YOUR ASSIGNMENT - No images, please. Copy each entry below exactly as it reads.

※

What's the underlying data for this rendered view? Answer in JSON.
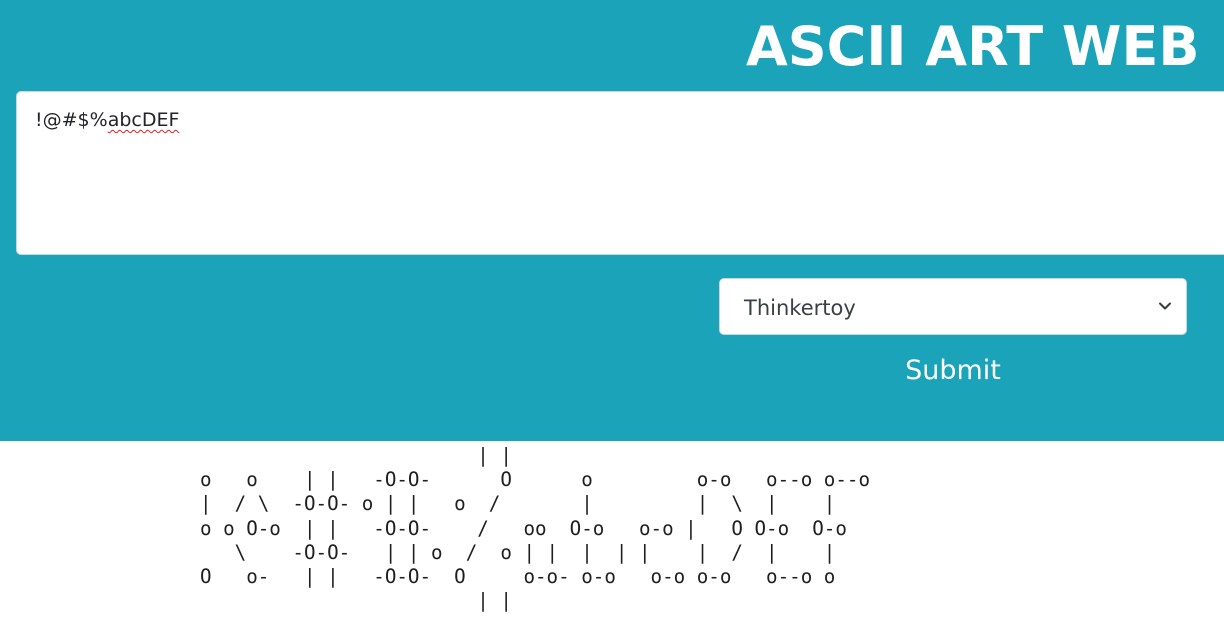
{
  "header": {
    "title": "ASCII ART WEB"
  },
  "form": {
    "input_prefix": "!@#$%",
    "input_misspelled": "abcDEF",
    "banner_selected": "Thinkertoy",
    "submit_label": "Submit"
  },
  "output": {
    "ascii_lines": [
      "                        | |",
      "o   o    | |   -O-O-      O      o         o-o   o--o o--o",
      "|  / \\  -O-O- o | |   o  /       |         |  \\  |    |",
      "o o O-o  | |   -O-O-    /   oo  O-o   o-o |   O O-o  O-o",
      "   \\    -O-O-   | | o  /  o | |  |  | |    |  /  |    |",
      "O   o-   | |   -O-O-  O     o-o- o-o   o-o o-o   o--o o",
      "                        | |"
    ]
  },
  "colors": {
    "panel_background": "#1aa3b9",
    "title_text": "#ffffff",
    "output_text": "#1e1e1e"
  },
  "icons": {
    "select_arrow": "chevron-down-icon"
  }
}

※

WRITTEN REPLY -
What's the underlying data for this rendered view? Answer in JSON.
{
  "header": {
    "title": "ASCII ART WEB"
  },
  "form": {
    "input_prefix": "!@#$%",
    "input_misspelled": "abcDEF",
    "banner_selected": "Thinkertoy",
    "submit_label": "Submit"
  },
  "output": {
    "ascii_lines": [
      "                        | |",
      "o   o    | |   -O-O-      O      o         o-o   o--o o--o",
      "|  / \\  -O-O- o | |   o  /       |         |  \\  |    |",
      "o o O-o  | |   -O-O-    /   oo  O-o   o-o |   O O-o  O-o",
      "   \\    -O-O-   | | o  /  o | |  |  | |    |  /  |    |",
      "O   o-   | |   -O-O-  O     o-o- o-o   o-o o-o   o--o o",
      "                        | |"
    ]
  },
  "colors": {
    "panel_background": "#1aa3b9",
    "title_text": "#ffffff",
    "output_text": "#1e1e1e"
  },
  "icons": {
    "select_arrow": "chevron-down-icon"
  }
}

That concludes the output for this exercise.